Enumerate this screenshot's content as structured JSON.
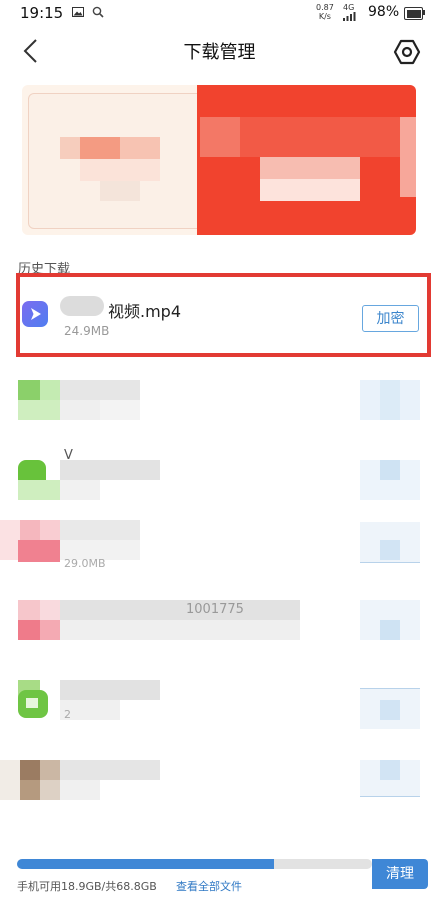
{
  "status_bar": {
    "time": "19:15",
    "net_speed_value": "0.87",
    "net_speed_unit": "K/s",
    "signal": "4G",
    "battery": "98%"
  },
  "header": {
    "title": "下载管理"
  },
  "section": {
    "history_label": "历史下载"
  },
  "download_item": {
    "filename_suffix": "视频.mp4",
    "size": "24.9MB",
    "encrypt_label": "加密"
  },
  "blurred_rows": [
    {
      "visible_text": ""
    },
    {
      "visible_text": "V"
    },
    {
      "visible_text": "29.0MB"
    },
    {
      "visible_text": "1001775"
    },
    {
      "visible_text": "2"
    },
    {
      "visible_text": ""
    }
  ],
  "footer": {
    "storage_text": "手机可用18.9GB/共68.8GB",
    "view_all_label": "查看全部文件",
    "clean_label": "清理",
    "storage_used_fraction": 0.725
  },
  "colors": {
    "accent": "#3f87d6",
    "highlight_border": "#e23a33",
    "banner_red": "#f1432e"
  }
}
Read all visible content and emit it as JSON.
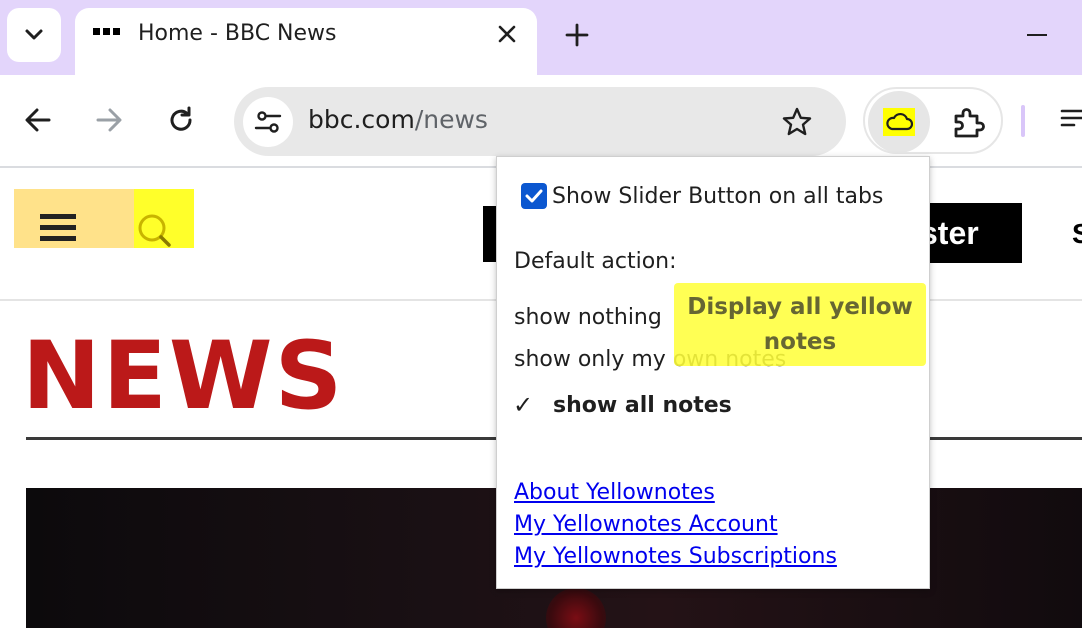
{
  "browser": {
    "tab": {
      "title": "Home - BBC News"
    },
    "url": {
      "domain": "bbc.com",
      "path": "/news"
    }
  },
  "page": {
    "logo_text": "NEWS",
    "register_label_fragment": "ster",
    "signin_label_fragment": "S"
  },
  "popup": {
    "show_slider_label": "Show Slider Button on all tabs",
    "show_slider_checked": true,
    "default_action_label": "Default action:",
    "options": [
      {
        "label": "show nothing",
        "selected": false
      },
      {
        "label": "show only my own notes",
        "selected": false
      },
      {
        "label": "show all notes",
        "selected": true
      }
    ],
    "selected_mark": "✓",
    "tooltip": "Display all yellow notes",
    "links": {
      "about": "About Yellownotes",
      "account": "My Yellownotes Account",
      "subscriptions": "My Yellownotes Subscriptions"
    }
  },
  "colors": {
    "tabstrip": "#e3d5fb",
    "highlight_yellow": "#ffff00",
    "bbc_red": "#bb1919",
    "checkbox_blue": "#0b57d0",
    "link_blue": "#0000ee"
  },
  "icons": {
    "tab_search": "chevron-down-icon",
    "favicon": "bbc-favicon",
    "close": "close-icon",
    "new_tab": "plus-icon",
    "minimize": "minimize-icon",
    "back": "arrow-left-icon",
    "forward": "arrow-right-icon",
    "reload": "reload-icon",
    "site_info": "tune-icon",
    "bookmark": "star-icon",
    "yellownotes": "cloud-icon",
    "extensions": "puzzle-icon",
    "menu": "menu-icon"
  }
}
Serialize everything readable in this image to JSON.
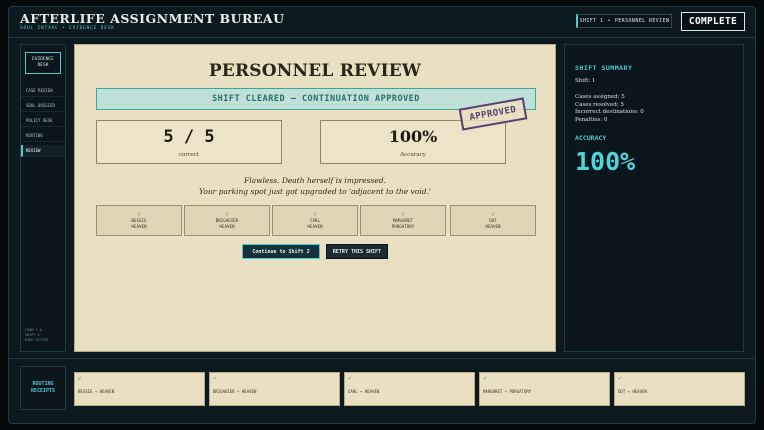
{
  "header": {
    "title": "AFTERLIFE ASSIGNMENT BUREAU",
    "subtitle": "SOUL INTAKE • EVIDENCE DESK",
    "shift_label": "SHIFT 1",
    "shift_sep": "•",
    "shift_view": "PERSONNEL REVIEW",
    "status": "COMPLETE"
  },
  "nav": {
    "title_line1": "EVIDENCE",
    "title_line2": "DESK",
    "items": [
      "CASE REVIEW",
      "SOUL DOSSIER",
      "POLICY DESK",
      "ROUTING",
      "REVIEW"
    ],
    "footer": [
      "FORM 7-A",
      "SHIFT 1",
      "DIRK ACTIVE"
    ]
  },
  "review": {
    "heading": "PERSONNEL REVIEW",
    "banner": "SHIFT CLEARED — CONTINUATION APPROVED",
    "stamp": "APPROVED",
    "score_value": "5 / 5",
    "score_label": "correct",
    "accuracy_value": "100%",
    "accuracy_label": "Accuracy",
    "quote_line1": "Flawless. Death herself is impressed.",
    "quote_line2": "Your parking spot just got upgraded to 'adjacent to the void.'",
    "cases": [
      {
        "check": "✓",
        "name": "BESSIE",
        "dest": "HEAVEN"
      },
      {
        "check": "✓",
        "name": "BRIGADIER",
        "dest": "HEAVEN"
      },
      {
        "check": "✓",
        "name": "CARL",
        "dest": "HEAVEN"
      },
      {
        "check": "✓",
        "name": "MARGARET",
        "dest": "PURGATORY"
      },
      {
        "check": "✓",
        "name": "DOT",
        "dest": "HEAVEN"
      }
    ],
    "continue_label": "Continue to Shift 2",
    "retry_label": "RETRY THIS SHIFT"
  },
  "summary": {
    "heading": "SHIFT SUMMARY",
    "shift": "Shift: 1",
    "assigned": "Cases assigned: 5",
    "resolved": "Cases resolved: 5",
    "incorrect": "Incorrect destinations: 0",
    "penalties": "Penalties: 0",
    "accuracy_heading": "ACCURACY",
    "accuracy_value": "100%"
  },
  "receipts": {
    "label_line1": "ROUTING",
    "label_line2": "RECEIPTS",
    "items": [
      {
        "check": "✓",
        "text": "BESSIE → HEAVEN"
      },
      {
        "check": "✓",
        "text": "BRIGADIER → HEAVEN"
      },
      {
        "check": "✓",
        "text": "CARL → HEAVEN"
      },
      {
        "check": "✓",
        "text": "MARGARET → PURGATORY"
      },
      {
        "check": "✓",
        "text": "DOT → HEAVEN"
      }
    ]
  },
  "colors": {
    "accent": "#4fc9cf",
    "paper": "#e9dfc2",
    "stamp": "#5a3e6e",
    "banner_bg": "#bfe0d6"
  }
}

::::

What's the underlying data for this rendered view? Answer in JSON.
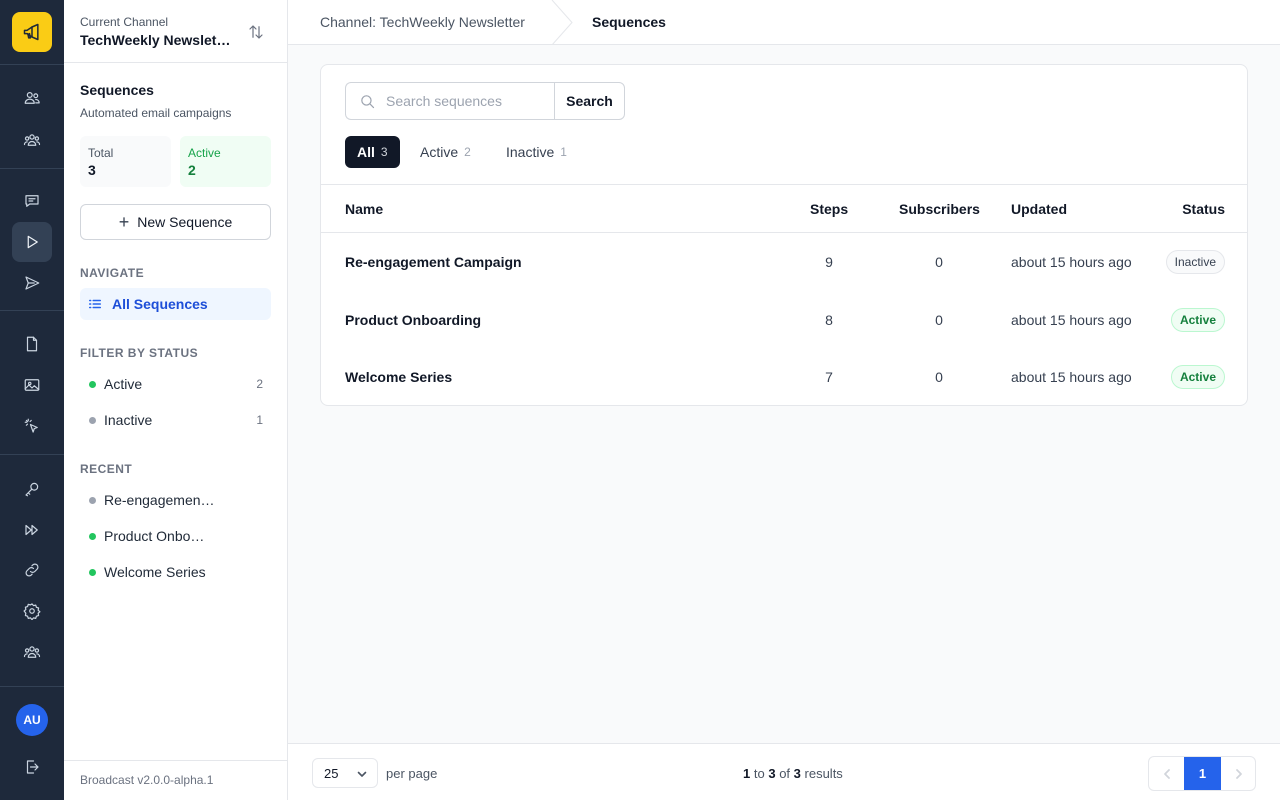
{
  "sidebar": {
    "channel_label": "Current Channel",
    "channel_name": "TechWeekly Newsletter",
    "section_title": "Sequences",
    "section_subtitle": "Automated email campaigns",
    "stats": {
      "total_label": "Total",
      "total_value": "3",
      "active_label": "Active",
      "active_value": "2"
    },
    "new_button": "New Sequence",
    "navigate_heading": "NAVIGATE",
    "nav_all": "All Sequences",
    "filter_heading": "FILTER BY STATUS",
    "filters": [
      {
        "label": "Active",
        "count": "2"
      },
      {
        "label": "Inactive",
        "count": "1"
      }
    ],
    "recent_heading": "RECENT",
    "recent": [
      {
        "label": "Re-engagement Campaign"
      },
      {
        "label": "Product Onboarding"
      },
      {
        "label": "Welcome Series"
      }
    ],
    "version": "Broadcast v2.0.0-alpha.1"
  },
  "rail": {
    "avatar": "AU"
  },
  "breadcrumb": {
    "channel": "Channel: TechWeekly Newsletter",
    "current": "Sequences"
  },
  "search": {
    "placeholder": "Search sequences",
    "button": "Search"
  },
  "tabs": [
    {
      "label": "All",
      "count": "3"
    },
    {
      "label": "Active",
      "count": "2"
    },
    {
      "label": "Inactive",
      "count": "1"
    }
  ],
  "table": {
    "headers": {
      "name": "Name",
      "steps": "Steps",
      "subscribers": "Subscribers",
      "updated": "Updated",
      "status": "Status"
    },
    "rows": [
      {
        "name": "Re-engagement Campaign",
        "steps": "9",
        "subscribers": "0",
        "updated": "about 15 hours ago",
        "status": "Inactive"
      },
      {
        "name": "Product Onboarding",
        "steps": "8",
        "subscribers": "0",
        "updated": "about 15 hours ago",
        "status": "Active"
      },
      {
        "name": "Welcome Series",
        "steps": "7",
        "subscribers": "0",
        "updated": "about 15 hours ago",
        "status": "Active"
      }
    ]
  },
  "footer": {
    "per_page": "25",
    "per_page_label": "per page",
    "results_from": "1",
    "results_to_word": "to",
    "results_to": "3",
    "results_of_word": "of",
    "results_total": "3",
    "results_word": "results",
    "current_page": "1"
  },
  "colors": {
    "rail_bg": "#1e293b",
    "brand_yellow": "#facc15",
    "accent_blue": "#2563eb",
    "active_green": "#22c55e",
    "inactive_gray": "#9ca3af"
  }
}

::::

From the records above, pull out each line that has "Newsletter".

    "channel_name": "TechWeekly Newsletter",
    "channel": "Channel: TechWeekly Newsletter",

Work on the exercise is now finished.